Prayers of the People: Longing for Your Presence

We continue to pray the Prayers of the People from July 17 worship: 

Lord Jesus, we worship you this morning with thanksgiving. We are truly grateful to be together in your presence . . . that you welcome us, no matter what we’ve done; despite our skepticism, despite our doubt, despite how poorly we’ve treated one another, and how poorly we’ve treated ourselves, you welcome us with arms wide open. We are grateful to be part of your family: that you created us in love, that you’ve called us daughters and sons. Our hearts long for you. We long for a taste of your glory and power and goodness in our lives.

And our longing is especially salient these days. As we look back over the last few weeks, we’re overwhelmed by so much violence, so much tragedy. Terrorist attacks in Baghdad, Bangladesh, Nice; 49 killed at a nightclub in Orlando; Alton Sterling and Philandro Castile shot and killed by police; five police officers shot by a sniper in Dallas; three police officers shot and killed in Baton Rouge; and now another shooting at a Florida nightclub.

We long for you, Lord. We long for a taste of your presence in this petrifying darkness.

Every week, every few days, there are new unimaginable tragedies. New hashtags. New places to send our thoughts and prayers. And we’re tired. We’re tired of feeling numb. We’re tired of wondering what it means for our kids to grow up in a world where mass shootings are a consistent fixture in daily news. We’re tired of seeing innocent lives being taken. And we’re tired of our own limp response--not knowing what to do, or what to say, or how to be your people in this broken and frightening world.

Paul talks about how God’s people make the gospel known not merely in words, but in action. Lord, we want to be those kinds of believers. We want to be people who pray fervently for those who are suffering, and who pray fervently against the forces of evil wherever and whenever we see them. But even more than just prayer, we want to be activated to be your Living Word in the world. We want to be activated in our work places, our neighborhoods, our families, our friendships, our government, and our world.

And so, as we come before you together as your people in prayer, we reject the notion that our job is done when we say “amen.” We reject the notion that following you is nothing more than sending thoughts and prayers. We reject the notion that we can say amen and then detach ourselves from suffering in other communities or other parts of the world and go on with our lives, and we confess the unearned privilege that has allowed us to do so. We reject the notion that it’s someone else’s job to speak up on behalf of those who are oppressed. We reject the fear of the other that keeps us from action and creates division and enmity.

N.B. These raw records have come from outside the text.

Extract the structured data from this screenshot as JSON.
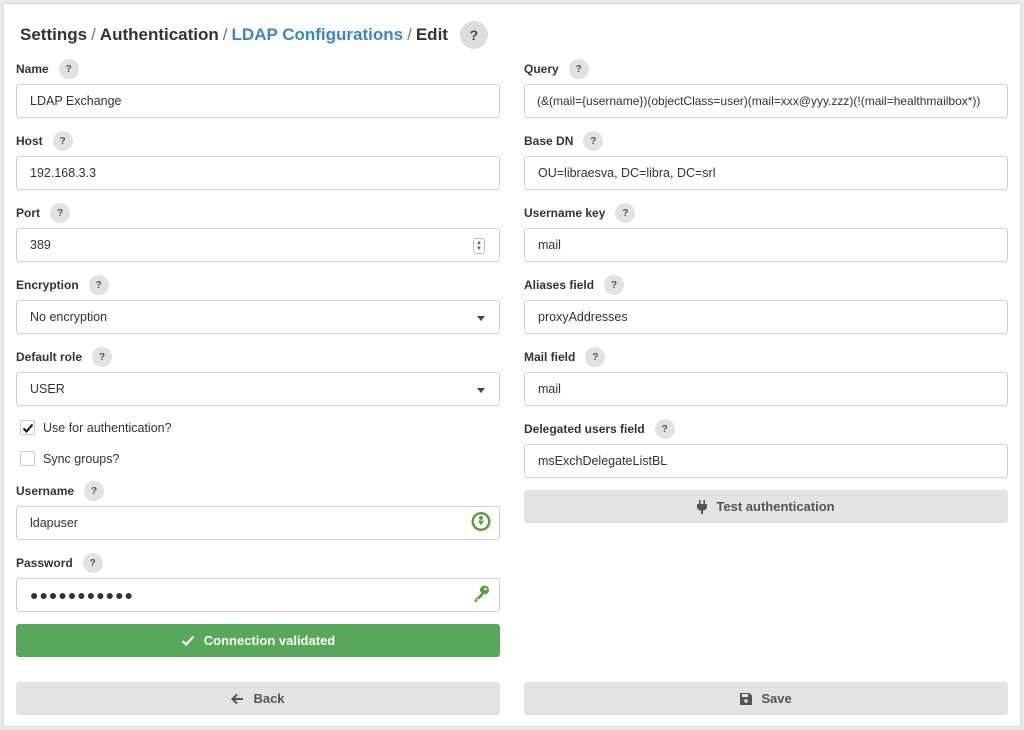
{
  "breadcrumb": {
    "settings": "Settings",
    "authentication": "Authentication",
    "ldap": "LDAP Configurations",
    "edit": "Edit",
    "separator": "/"
  },
  "help_glyph": "?",
  "left": {
    "name": {
      "label": "Name",
      "value": "LDAP Exchange"
    },
    "host": {
      "label": "Host",
      "value": "192.168.3.3"
    },
    "port": {
      "label": "Port",
      "value": "389"
    },
    "encryption": {
      "label": "Encryption",
      "value": "No encryption"
    },
    "default_role": {
      "label": "Default role",
      "value": "USER"
    },
    "use_for_auth": {
      "label": "Use for authentication?",
      "checked": true
    },
    "sync_groups": {
      "label": "Sync groups?",
      "checked": false
    },
    "username": {
      "label": "Username",
      "value": "ldapuser"
    },
    "password": {
      "label": "Password",
      "value": "●●●●●●●●●●●"
    }
  },
  "right": {
    "query": {
      "label": "Query",
      "value": "(&(mail={username})(objectClass=user)(mail=xxx@yyy.zzz)(!(mail=healthmailbox*))"
    },
    "base_dn": {
      "label": "Base DN",
      "value": "OU=libraesva, DC=libra, DC=srl"
    },
    "username_key": {
      "label": "Username key",
      "value": "mail"
    },
    "aliases_field": {
      "label": "Aliases field",
      "value": "proxyAddresses"
    },
    "mail_field": {
      "label": "Mail field",
      "value": "mail"
    },
    "delegated_users_field": {
      "label": "Delegated users field",
      "value": "msExchDelegateListBL"
    }
  },
  "buttons": {
    "test_auth": "Test authentication",
    "connection_validated": "Connection validated",
    "back": "Back",
    "save": "Save"
  },
  "colors": {
    "link": "#3a87c8",
    "success": "#57a85a",
    "button_grey": "#e3e3e3"
  },
  "icons": {
    "test_auth": "plug-icon",
    "connection_validated": "checkmark-icon",
    "back": "arrow-left-icon",
    "save": "floppy-disk-icon",
    "username_field": "user-avatar-icon",
    "password_field": "key-icon"
  }
}
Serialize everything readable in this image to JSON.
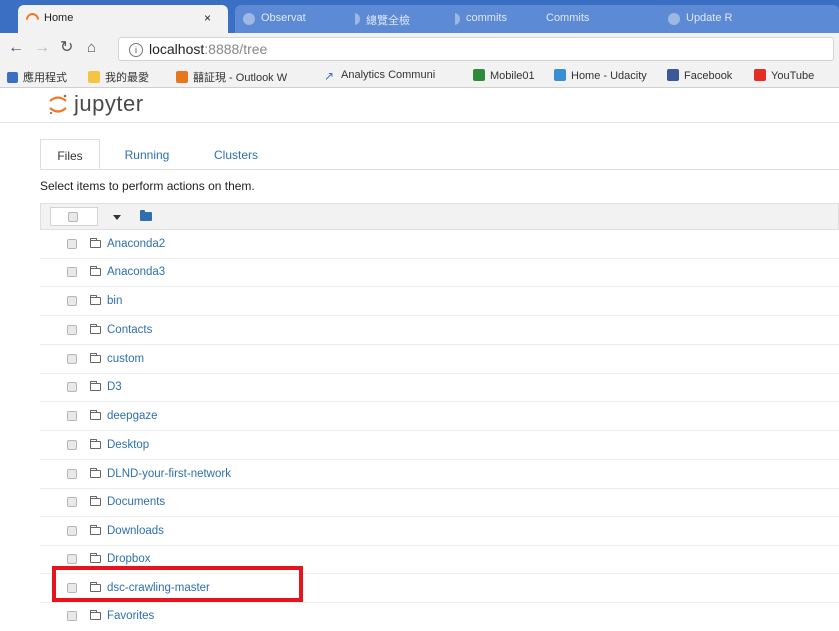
{
  "browser": {
    "tabs": [
      {
        "title": "Home",
        "close": "×"
      },
      {
        "title": "Observat"
      },
      {
        "title": "總覽全檢"
      },
      {
        "title": "commits"
      },
      {
        "title": "Commits"
      },
      {
        "title": "Update R"
      }
    ],
    "address": {
      "info_icon": "i",
      "host": "localhost",
      "path": ":8888/tree"
    },
    "bookmarks": [
      {
        "label": "應用程式",
        "icon": "apps-grid-icon",
        "color": "#3a6fc4"
      },
      {
        "label": "我的最愛",
        "icon": "folder-icon",
        "color": "#f5c542"
      },
      {
        "label": "囍証現 - Outlook W",
        "icon": "outlook-icon",
        "color": "#e8761c"
      },
      {
        "label": "Analytics Communi",
        "icon": "analytics-icon",
        "color": "#3a6fc4"
      },
      {
        "label": "Mobile01",
        "icon": "mobile01-icon",
        "color": "#2e8b3a"
      },
      {
        "label": "Home - Udacity",
        "icon": "udacity-icon",
        "color": "#3a8fd4"
      },
      {
        "label": "Facebook",
        "icon": "facebook-icon",
        "color": "#3b5998"
      },
      {
        "label": "YouTube",
        "icon": "youtube-icon",
        "color": "#e52d27"
      }
    ]
  },
  "jupyter": {
    "logo_text": "jupyter",
    "tabs": [
      "Files",
      "Running",
      "Clusters"
    ],
    "instruction": "Select items to perform actions on them.",
    "files": [
      "Anaconda2",
      "Anaconda3",
      "bin",
      "Contacts",
      "custom",
      "D3",
      "deepgaze",
      "Desktop",
      "DLND-your-first-network",
      "Documents",
      "Downloads",
      "Dropbox",
      "dsc-crawling-master",
      "Favorites"
    ],
    "highlighted_file": "dsc-crawling-master",
    "link_color": "#2e6fb0",
    "highlight_color": "#e8141b"
  }
}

And so, in the power of your Spirit, by the power of your Gospel, we take up your call on our lives, as God’s beloved and chosen people by putting down our phones, getting off the couch, and getting out into the neighborhood lives. Give us fresh ideas for the ways we might confront violence and injustice in tangible, relational, and even legislative ways. Help us to actively step away from our complicity in divisiveness and oppression; help us to recognize the ways we diminish the irreducible humanity of others because of their skin tone or religious belief or sexual orientation or political party, and create in us a clean heart. Illuminate for us a clear pathway towards justice and peace; give us a full measure boldness, humility, grace, and perseverance that we might not grow weary, and steady us as we fumble along, learning what it means to live as your people.

Amen.